1993 Angels in America: Millennium Approaches Director, producer Walter Kerr Theatre
1993 Angels in America: Perestroika Director, producer Walter Kerr Theatre
1994 Twilight: Los Angeles, 1992 Director, producer Cort Theatre
1995 The Tempest Director, producer Broadhurst Theatre
1996 Bring in 'Da Noise, Bring in 'Da Funk Director, producer, lyrics, idea Ambassador Theatre
1998 Golden Child Producer Longacre Theatre
1998 On the Town Director, producer George Gershwin Theatre
2000 The Ride Down Mt. Morgan Producer Ambassador Theatre
2000 The Wild Party Director, producer, writer (book) Virginia Theatre
2002 Elaine Stritch At Liberty Director, producer Neil Simon Theatre
2002 Topdog / Underdog Director, producer Ambassador Theatre
2003 Take Me Out Producer Walter Kerr Theatre
2004 Caroline, or Change Director, producer Eugene O'Neill Theatre
2006 Mother Courage and Her Children Director Delacorte Theatre in Central Park
2011 The Normal Heart Director John Golden Theatre
2013 Lucky Guy Director Broadhurst Theatre
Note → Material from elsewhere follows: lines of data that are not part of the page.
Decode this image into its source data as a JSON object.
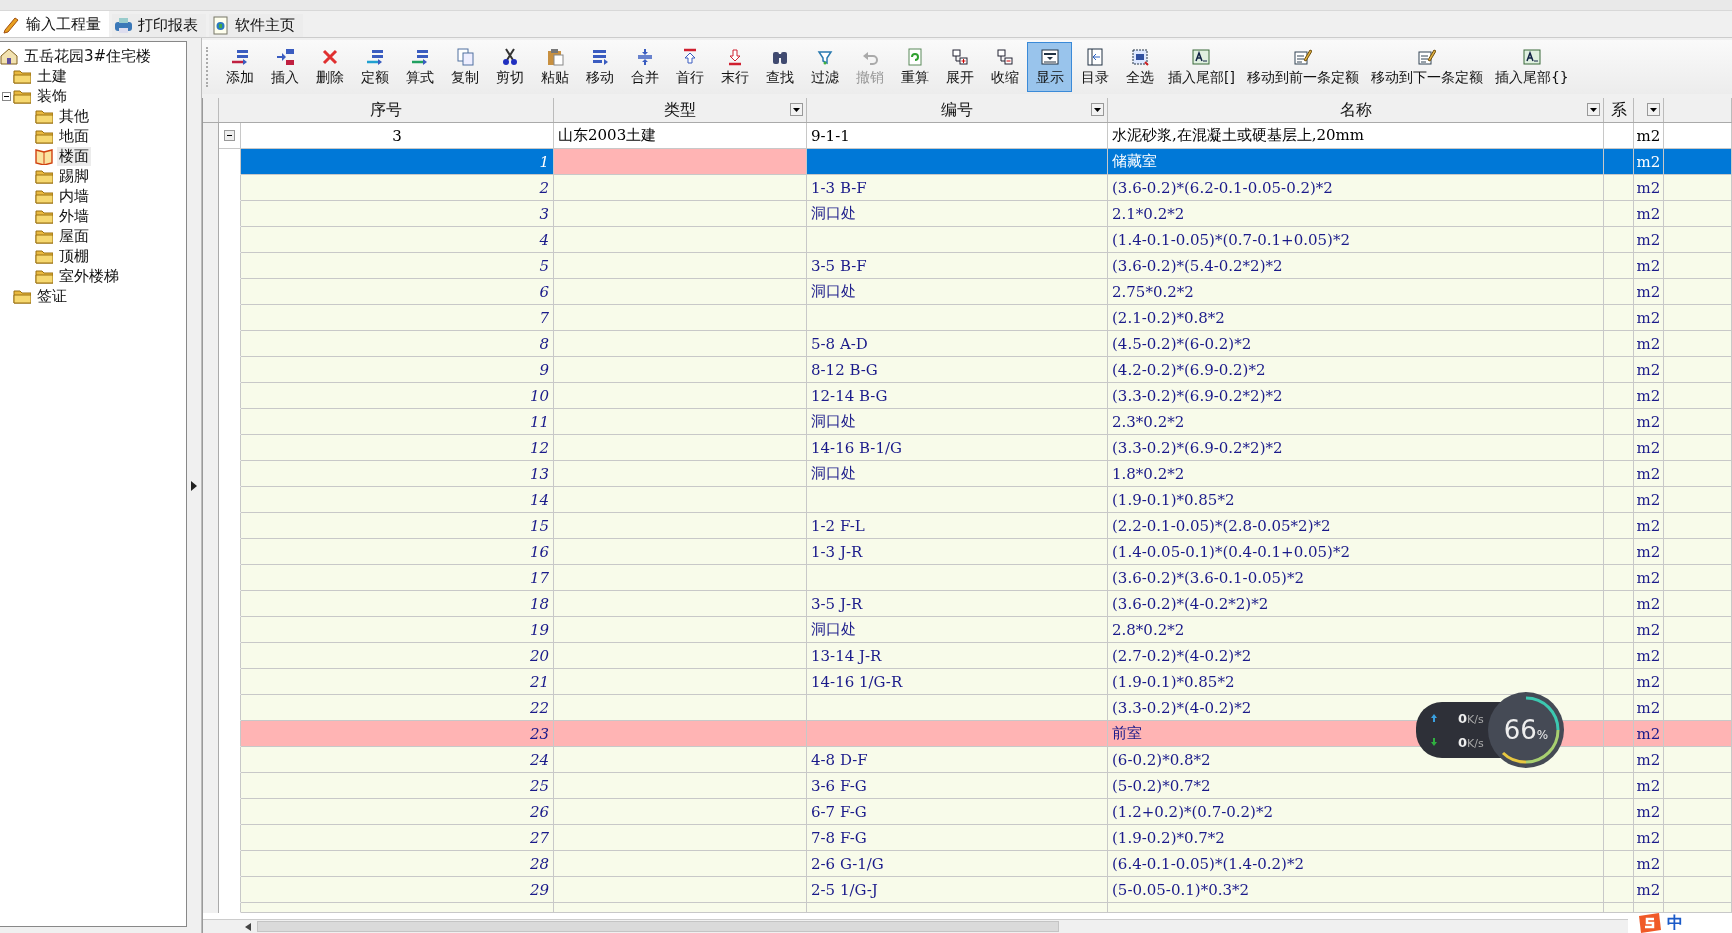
{
  "tabs": [
    {
      "label": "输入工程量",
      "selected": true
    },
    {
      "label": "打印报表",
      "selected": false
    },
    {
      "label": "软件主页",
      "selected": false
    }
  ],
  "tree": {
    "label": "五岳花园3#住宅楼",
    "selected": false,
    "children": [
      {
        "label": "土建",
        "selected": false
      },
      {
        "label": "装饰",
        "selected": false,
        "expanded": true,
        "children": [
          {
            "label": "其他",
            "selected": false
          },
          {
            "label": "地面",
            "selected": false
          },
          {
            "label": "楼面",
            "selected": true
          },
          {
            "label": "踢脚",
            "selected": false
          },
          {
            "label": "内墙",
            "selected": false
          },
          {
            "label": "外墙",
            "selected": false
          },
          {
            "label": "屋面",
            "selected": false
          },
          {
            "label": "顶棚",
            "selected": false
          },
          {
            "label": "室外楼梯",
            "selected": false
          }
        ]
      },
      {
        "label": "签证",
        "selected": false
      }
    ]
  },
  "toolbar": [
    {
      "label": "添加",
      "selected": false,
      "disabled": false
    },
    {
      "label": "插入",
      "selected": false,
      "disabled": false
    },
    {
      "label": "删除",
      "selected": false,
      "disabled": false
    },
    {
      "label": "定额",
      "selected": false,
      "disabled": false
    },
    {
      "label": "算式",
      "selected": false,
      "disabled": false
    },
    {
      "label": "复制",
      "selected": false,
      "disabled": false
    },
    {
      "label": "剪切",
      "selected": false,
      "disabled": false
    },
    {
      "label": "粘贴",
      "selected": false,
      "disabled": false
    },
    {
      "label": "移动",
      "selected": false,
      "disabled": false
    },
    {
      "label": "合并",
      "selected": false,
      "disabled": false
    },
    {
      "label": "首行",
      "selected": false,
      "disabled": false
    },
    {
      "label": "末行",
      "selected": false,
      "disabled": false
    },
    {
      "label": "查找",
      "selected": false,
      "disabled": false
    },
    {
      "label": "过滤",
      "selected": false,
      "disabled": false
    },
    {
      "label": "撤销",
      "selected": false,
      "disabled": true
    },
    {
      "label": "重算",
      "selected": false,
      "disabled": false
    },
    {
      "label": "展开",
      "selected": false,
      "disabled": false
    },
    {
      "label": "收缩",
      "selected": false,
      "disabled": false
    },
    {
      "label": "显示",
      "selected": true,
      "disabled": false
    },
    {
      "label": "目录",
      "selected": false,
      "disabled": false
    },
    {
      "label": "全选",
      "selected": false,
      "disabled": false
    },
    {
      "label": "插入尾部[]",
      "selected": false,
      "disabled": false
    },
    {
      "label": "移动到前一条定额",
      "selected": false,
      "disabled": false
    },
    {
      "label": "移动到下一条定额",
      "selected": false,
      "disabled": false
    },
    {
      "label": "插入尾部{}",
      "selected": false,
      "disabled": false
    }
  ],
  "table": {
    "columns": [
      {
        "label": "序号",
        "dropdown": false
      },
      {
        "label": "类型",
        "dropdown": true
      },
      {
        "label": "编号",
        "dropdown": true
      },
      {
        "label": "名称",
        "dropdown": true
      },
      {
        "label": "系",
        "dropdown": false
      },
      {
        "dropdown": true
      }
    ],
    "parent": {
      "seq": "3",
      "type": "山东2003土建",
      "code": "9-1-1",
      "name": "水泥砂浆,在混凝土或硬基层上,20mm",
      "unit": "m2",
      "expanded": true
    },
    "rows": [
      {
        "seq": "1",
        "kind": "heading",
        "selected": true,
        "code": "",
        "name": "储藏室",
        "unit": "m2"
      },
      {
        "seq": "2",
        "kind": "formula",
        "selected": false,
        "code": "1-3 B-F",
        "name": "(3.6-0.2)*(6.2-0.1-0.05-0.2)*2",
        "unit": "m2"
      },
      {
        "seq": "3",
        "kind": "formula",
        "selected": false,
        "code": "洞口处",
        "name": "2.1*0.2*2",
        "unit": "m2"
      },
      {
        "seq": "4",
        "kind": "formula",
        "selected": false,
        "code": "",
        "name": "(1.4-0.1-0.05)*(0.7-0.1+0.05)*2",
        "unit": "m2"
      },
      {
        "seq": "5",
        "kind": "formula",
        "selected": false,
        "code": "3-5 B-F",
        "name": "(3.6-0.2)*(5.4-0.2*2)*2",
        "unit": "m2"
      },
      {
        "seq": "6",
        "kind": "formula",
        "selected": false,
        "code": "洞口处",
        "name": "2.75*0.2*2",
        "unit": "m2"
      },
      {
        "seq": "7",
        "kind": "formula",
        "selected": false,
        "code": "",
        "name": "(2.1-0.2)*0.8*2",
        "unit": "m2"
      },
      {
        "seq": "8",
        "kind": "formula",
        "selected": false,
        "code": "5-8 A-D",
        "name": "(4.5-0.2)*(6-0.2)*2",
        "unit": "m2"
      },
      {
        "seq": "9",
        "kind": "formula",
        "selected": false,
        "code": "8-12 B-G",
        "name": "(4.2-0.2)*(6.9-0.2)*2",
        "unit": "m2"
      },
      {
        "seq": "10",
        "kind": "formula",
        "selected": false,
        "code": "12-14 B-G",
        "name": "(3.3-0.2)*(6.9-0.2*2)*2",
        "unit": "m2"
      },
      {
        "seq": "11",
        "kind": "formula",
        "selected": false,
        "code": "洞口处",
        "name": "2.3*0.2*2",
        "unit": "m2"
      },
      {
        "seq": "12",
        "kind": "formula",
        "selected": false,
        "code": "14-16 B-1/G",
        "name": "(3.3-0.2)*(6.9-0.2*2)*2",
        "unit": "m2"
      },
      {
        "seq": "13",
        "kind": "formula",
        "selected": false,
        "code": "洞口处",
        "name": "1.8*0.2*2",
        "unit": "m2"
      },
      {
        "seq": "14",
        "kind": "formula",
        "selected": false,
        "code": "",
        "name": "(1.9-0.1)*0.85*2",
        "unit": "m2"
      },
      {
        "seq": "15",
        "kind": "formula",
        "selected": false,
        "code": "1-2 F-L",
        "name": "(2.2-0.1-0.05)*(2.8-0.05*2)*2",
        "unit": "m2"
      },
      {
        "seq": "16",
        "kind": "formula",
        "selected": false,
        "code": "1-3 J-R",
        "name": "(1.4-0.05-0.1)*(0.4-0.1+0.05)*2",
        "unit": "m2"
      },
      {
        "seq": "17",
        "kind": "formula",
        "selected": false,
        "code": "",
        "name": "(3.6-0.2)*(3.6-0.1-0.05)*2",
        "unit": "m2"
      },
      {
        "seq": "18",
        "kind": "formula",
        "selected": false,
        "code": "3-5 J-R",
        "name": "(3.6-0.2)*(4-0.2*2)*2",
        "unit": "m2"
      },
      {
        "seq": "19",
        "kind": "formula",
        "selected": false,
        "code": "洞口处",
        "name": "2.8*0.2*2",
        "unit": "m2"
      },
      {
        "seq": "20",
        "kind": "formula",
        "selected": false,
        "code": "13-14 J-R",
        "name": "(2.7-0.2)*(4-0.2)*2",
        "unit": "m2"
      },
      {
        "seq": "21",
        "kind": "formula",
        "selected": false,
        "code": "14-16 1/G-R",
        "name": "(1.9-0.1)*0.85*2",
        "unit": "m2"
      },
      {
        "seq": "22",
        "kind": "formula",
        "selected": false,
        "code": "",
        "name": "(3.3-0.2)*(4-0.2)*2",
        "unit": "m2"
      },
      {
        "seq": "23",
        "kind": "heading",
        "selected": false,
        "code": "",
        "name": "前室",
        "unit": "m2"
      },
      {
        "seq": "24",
        "kind": "formula",
        "selected": false,
        "code": "4-8 D-F",
        "name": "(6-0.2)*0.8*2",
        "unit": "m2"
      },
      {
        "seq": "25",
        "kind": "formula",
        "selected": false,
        "code": "3-6 F-G",
        "name": "(5-0.2)*0.7*2",
        "unit": "m2"
      },
      {
        "seq": "26",
        "kind": "formula",
        "selected": false,
        "code": "6-7 F-G",
        "name": "(1.2+0.2)*(0.7-0.2)*2",
        "unit": "m2"
      },
      {
        "seq": "27",
        "kind": "formula",
        "selected": false,
        "code": "7-8 F-G",
        "name": "(1.9-0.2)*0.7*2",
        "unit": "m2"
      },
      {
        "seq": "28",
        "kind": "formula",
        "selected": false,
        "code": "2-6 G-1/G",
        "name": "(6.4-0.1-0.05)*(1.4-0.2)*2",
        "unit": "m2"
      },
      {
        "seq": "29",
        "kind": "formula",
        "selected": false,
        "code": "2-5 1/G-J",
        "name": "(5-0.05-0.1)*0.3*2",
        "unit": "m2"
      }
    ]
  },
  "speed_widget": {
    "upload": {
      "value": "0",
      "unit": "K/s"
    },
    "download": {
      "value": "0",
      "unit": "K/s"
    },
    "percent": "66",
    "percent_sign": "%"
  },
  "ime": {
    "mode": "中"
  }
}
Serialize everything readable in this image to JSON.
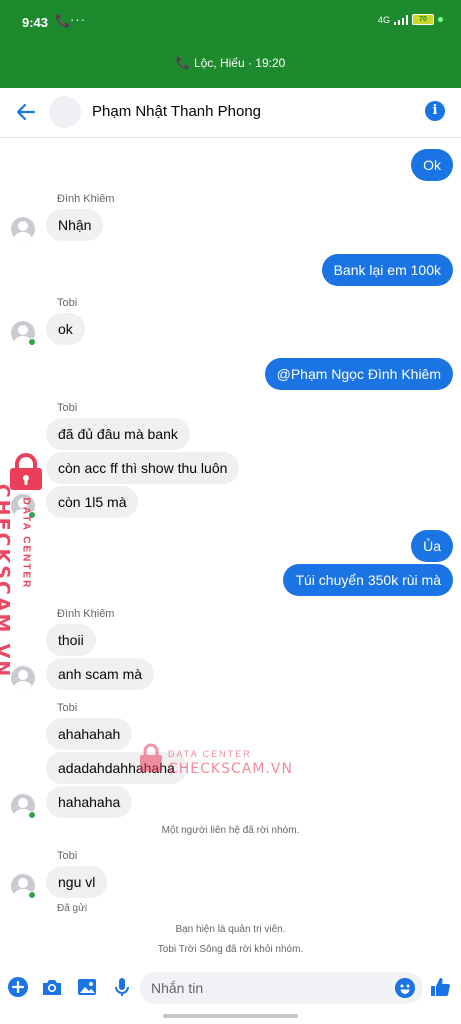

Filmography[edit]

Year Title Credit Role
1989 Trying Times (TV) Writer (1 episode)
1993 Fires in the Mirror (TV) Director
1994 Fresh Kill Actor Othello Yellow
2004 Garden State Actor restaurant manager
2005 Lackawanna Blues (TV) Director
2006 The Devil Wears Prada Actor Paul
2008 Nights in Rodanthe Director
2013 You're Not You Director
TBA The Hairball Director, writer

References[edit]

  1. ^ "George C. Wolfe Biography". filmreference. 2008. Retrieved 2008-05-28. 
  2. ^ Wolfe, George C. (1996-07-22). "Recalling C. Bernard Jackson's Gift". The Los Angeles Times. Retrieved 2010-12-10. 
  3. ^ Anne Stockwell (1 February 2005). "Wolfe's New Direction". The Advocate. Archived from the original on 2008-06-17. Retrieved 2008-05-28. 
  4. ^ "Cherry Jones, Ellen Burstyn, Cameron Mackintosh and More Inducted Into Broadway's Theater Hall of Fame". www.theatermania.com. 

External links[edit]